Step-6: Cutting Slits On The Flashing

Cut the flashing aluminum to the size of the flue’s circumference taking an extra 6”. Cut a 1” deep slit on the top edge of the metal flashing now. You can use a jigsaw that cuts ductwork to do the job. 

Cut the sheet in every 2” gap until you reach the bottom edge. But the last slit near the bottom edge should be cut 2” deeper.

Step-7: Placing The Insulation Properly

Bend the notches along with the aluminum flashing at a 90-degree angle. Do these for both top and bottom edges. Wrap the metal flashing circle around the flue pipe. 

Once done, nail the flashing inside the ceiling joist through the notches at the bottom. These will prevent the insulation from touching the flue directly.

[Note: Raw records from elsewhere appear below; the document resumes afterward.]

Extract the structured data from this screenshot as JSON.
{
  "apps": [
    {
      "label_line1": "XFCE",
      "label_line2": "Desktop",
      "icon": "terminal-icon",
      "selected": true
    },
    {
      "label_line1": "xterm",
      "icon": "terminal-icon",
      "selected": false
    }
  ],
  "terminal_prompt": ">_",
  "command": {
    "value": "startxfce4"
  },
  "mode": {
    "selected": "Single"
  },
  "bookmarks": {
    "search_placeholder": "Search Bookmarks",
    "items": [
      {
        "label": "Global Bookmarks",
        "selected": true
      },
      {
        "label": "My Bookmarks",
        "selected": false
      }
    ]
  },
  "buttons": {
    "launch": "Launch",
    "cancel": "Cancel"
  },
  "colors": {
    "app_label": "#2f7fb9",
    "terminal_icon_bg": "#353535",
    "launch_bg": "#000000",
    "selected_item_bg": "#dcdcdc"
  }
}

With these, you’re done with installing furnace flue pipe insulation. Not that complicated right? The process of insulating basement ductwork is also similar to this.

FAQs

Question: At what temperature does insulation catch on fire?

Answer: For insulation that is made out of PVC, catches fire at 100 degrees celsius. Metal and fiberglass insulations might burn after the temperature exceeds 212 degrees celsius.

Question: Can I put insulation around the heat ducts?

Answer: Yes, you can put insulation around heat ducts. Insulate the ducts with special-purpose duct insulation or standard insulation batts. Insulating your heat ductwork will prevent 10-30% of energy losses and save the bills.

Question: Do return ducts need to be insulated?

Answer: Insulation is used on ductwork to improve its thermal performance. Return ducts are to be insulated only if they affect the air temperature. If it passes hot air into the environment, it’s best to insulate it.

EndNote

We’ve come to the end of our discussion about the furnace flue pipe insulation. Now, you know how to install insulation for furnace flue pipes. This will definitely save you some extra money.

Good luck with your renovation!

Richard Allen